This past Sunday at church, after communion, Ava asked if she could go light a candle for someone. There is a little table in the corner of the sanctuary where you can say a prayer, light a candle and then place it in some soft white sand to glow and burn for the remainder of the service. We knelt on the pad and she took a candle and lite it saying, "I want to pray for the lady at the water park."
Tears welled up in my eyes as I watched her place her candle, hop up and headed back to our seats. My heart was full with her prayer. When she got to her seat, she kicked the pew in front of us twice...oops...sorry to our neighbors, she picked up a pen and paper from the pew and prepared to doodle. From being in kindergarten, she is ready to write her name on top of every page, and she could tell this card wanted her to do the same. She asked what the card was for, and I told her it was a prayer request card.
Ava said, "I want to pray for the lady from the park." I simply asked her what she wanted to say, and she told me one word at a time so that I could help her spell it out. In her beautiful hand writing, with a few backwards "D's" and "S's" , she finished the sentence...I would like to pray for..............."my friend who lost her hair."

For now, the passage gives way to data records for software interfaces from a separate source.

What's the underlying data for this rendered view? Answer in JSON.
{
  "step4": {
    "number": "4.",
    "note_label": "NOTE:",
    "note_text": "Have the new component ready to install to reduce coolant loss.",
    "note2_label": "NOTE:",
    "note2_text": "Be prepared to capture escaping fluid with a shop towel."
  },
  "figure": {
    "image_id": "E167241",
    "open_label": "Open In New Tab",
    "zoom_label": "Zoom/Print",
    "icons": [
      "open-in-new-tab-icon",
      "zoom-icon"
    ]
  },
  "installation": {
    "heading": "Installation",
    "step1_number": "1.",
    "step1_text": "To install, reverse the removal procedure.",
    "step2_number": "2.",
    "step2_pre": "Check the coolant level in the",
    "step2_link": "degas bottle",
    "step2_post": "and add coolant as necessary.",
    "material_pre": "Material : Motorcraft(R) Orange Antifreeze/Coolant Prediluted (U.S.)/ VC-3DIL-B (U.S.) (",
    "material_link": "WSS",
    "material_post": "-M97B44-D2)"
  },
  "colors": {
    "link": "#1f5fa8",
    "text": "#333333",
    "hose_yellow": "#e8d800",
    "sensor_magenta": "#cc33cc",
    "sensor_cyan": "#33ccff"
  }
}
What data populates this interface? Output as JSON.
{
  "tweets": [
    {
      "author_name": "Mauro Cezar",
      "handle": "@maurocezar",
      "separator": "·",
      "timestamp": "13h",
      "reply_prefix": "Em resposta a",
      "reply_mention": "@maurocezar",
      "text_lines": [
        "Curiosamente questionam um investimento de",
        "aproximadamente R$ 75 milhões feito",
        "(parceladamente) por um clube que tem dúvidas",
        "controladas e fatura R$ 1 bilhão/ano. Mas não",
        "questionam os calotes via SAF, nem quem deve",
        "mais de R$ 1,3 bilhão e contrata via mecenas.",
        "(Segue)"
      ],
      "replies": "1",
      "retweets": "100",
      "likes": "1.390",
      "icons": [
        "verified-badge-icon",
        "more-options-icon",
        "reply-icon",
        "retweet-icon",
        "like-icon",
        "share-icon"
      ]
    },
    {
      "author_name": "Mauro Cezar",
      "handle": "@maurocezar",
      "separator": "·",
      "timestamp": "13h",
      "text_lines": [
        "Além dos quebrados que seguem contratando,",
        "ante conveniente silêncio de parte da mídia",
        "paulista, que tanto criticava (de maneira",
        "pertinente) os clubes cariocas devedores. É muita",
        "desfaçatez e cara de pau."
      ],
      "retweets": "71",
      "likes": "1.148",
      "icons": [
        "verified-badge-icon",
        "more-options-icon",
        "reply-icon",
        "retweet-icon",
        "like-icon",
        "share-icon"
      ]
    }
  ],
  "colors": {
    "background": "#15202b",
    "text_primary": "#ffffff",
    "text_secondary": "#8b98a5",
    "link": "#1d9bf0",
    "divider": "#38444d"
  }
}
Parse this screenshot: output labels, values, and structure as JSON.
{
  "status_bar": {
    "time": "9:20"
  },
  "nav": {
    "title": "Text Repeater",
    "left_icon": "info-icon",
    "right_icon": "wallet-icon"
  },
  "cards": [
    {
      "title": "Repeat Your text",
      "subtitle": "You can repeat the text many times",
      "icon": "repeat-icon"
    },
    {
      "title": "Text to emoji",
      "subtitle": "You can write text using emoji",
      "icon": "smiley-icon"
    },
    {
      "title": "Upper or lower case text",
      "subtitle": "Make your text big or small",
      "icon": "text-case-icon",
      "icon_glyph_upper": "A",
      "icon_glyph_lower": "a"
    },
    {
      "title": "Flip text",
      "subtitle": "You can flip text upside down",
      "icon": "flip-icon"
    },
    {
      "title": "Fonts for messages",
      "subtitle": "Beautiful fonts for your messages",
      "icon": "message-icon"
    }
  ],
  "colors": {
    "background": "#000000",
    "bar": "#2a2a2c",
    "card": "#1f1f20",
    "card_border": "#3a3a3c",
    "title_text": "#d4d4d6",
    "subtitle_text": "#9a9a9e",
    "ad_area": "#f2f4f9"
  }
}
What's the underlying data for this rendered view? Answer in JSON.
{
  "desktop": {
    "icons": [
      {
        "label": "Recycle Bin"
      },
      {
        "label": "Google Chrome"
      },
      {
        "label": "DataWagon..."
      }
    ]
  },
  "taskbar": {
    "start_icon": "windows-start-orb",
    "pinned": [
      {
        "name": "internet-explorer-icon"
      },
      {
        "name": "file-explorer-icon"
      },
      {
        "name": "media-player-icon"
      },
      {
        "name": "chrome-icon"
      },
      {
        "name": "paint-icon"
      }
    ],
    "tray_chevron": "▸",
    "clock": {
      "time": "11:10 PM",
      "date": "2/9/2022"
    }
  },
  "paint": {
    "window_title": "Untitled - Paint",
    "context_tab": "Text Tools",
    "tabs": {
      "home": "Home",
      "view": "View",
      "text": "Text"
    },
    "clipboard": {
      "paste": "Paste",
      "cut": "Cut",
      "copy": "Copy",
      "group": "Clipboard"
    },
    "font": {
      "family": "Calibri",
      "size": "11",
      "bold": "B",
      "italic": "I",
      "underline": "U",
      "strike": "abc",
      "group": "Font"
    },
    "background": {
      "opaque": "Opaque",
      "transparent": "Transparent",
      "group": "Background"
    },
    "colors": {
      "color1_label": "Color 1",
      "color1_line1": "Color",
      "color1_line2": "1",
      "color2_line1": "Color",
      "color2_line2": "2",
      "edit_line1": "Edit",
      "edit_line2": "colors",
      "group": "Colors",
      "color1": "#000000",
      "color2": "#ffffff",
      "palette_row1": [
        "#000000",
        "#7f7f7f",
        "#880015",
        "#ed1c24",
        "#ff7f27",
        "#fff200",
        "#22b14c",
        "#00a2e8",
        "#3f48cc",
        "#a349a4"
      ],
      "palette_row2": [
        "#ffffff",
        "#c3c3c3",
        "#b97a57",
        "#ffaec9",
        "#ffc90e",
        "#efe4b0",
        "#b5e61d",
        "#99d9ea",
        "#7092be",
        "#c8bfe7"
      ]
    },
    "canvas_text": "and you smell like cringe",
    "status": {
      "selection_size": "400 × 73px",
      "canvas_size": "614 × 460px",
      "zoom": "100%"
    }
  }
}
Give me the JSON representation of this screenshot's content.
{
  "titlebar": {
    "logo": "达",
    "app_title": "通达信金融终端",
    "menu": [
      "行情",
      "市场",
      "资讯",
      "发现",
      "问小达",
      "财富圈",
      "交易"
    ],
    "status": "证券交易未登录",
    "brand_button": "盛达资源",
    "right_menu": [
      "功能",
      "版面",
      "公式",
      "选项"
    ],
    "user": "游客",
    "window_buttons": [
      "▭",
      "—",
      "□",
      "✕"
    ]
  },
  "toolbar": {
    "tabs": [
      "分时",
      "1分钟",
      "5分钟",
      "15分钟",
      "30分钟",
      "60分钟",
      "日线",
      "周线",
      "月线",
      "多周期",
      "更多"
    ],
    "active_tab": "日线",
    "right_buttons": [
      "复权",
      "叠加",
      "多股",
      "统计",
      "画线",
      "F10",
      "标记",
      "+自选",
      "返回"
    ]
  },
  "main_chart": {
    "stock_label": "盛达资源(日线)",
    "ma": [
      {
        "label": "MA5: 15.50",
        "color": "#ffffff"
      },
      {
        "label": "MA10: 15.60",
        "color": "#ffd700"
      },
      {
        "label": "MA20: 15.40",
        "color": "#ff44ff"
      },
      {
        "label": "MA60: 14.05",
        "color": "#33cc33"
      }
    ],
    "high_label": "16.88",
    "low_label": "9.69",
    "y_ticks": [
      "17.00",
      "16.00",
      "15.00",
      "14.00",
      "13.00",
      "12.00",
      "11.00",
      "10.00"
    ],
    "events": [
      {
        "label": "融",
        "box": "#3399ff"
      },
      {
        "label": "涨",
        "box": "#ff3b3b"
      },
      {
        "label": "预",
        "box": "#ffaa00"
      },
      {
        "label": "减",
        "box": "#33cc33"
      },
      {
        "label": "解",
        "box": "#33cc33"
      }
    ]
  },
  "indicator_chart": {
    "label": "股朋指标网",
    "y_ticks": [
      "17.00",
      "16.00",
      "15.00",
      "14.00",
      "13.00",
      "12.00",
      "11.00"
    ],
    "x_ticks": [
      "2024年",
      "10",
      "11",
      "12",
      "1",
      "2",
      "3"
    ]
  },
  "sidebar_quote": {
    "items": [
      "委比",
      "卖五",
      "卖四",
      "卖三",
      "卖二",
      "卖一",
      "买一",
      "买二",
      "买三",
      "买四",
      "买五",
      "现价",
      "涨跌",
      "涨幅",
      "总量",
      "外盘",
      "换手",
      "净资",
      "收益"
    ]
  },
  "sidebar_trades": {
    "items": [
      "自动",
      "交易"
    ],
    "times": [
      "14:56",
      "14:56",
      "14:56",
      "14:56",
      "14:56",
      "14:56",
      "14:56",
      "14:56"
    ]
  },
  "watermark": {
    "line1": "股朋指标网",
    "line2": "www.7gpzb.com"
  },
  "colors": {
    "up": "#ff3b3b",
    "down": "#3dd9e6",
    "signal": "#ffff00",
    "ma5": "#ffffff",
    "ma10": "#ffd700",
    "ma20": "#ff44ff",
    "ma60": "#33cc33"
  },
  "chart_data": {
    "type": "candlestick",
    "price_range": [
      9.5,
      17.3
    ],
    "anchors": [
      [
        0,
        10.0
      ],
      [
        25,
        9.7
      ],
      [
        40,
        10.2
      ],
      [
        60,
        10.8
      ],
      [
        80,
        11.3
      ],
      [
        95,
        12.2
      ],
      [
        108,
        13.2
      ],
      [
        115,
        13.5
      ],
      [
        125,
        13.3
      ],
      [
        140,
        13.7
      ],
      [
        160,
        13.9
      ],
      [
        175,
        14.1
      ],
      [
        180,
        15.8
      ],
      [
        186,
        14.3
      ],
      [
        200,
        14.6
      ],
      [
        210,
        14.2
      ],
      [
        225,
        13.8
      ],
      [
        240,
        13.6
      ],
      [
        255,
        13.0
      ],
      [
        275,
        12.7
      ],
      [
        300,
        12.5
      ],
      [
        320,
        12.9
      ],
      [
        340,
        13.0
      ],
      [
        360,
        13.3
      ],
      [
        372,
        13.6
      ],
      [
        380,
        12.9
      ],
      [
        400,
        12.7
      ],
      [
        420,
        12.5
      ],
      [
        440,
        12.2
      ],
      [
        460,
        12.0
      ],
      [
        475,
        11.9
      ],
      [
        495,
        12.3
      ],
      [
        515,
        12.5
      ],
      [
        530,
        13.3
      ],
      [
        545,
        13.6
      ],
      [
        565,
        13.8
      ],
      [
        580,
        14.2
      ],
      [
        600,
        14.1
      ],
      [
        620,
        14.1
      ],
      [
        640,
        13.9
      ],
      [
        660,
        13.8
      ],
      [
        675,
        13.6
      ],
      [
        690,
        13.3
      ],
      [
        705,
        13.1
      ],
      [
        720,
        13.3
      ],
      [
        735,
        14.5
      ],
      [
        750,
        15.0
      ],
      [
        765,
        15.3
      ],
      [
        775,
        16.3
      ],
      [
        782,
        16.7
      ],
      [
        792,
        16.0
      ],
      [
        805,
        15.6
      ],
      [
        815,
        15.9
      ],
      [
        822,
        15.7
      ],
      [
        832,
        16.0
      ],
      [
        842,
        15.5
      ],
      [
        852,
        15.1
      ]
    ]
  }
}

After the service, she walked right up to the pastor and turned in her card explaining who she was praying for. What a blessing this woman has been to me and to my children. I have been reminded about the importance of caring without pity, about listening and understanding, about fighting and determination, about appreciating mothers and family and LIFE.
I do not know this woman's name, but I do want to pray for her, pray for her family and pray for her life. I hope that this Mother's day, as you are hugging your mother, your sister, your wife, your friend, or your kids, you can say a special prayer for my friend. This amazing mother... who is living the remainder of her young life with her family and a smile on her face. She is living life, she is not living with cancer, she is not terminal, she is ALIVE. Alive in so many ways, and now alive in me and alive in my kids.
Happy Mother's Day to my dear friend.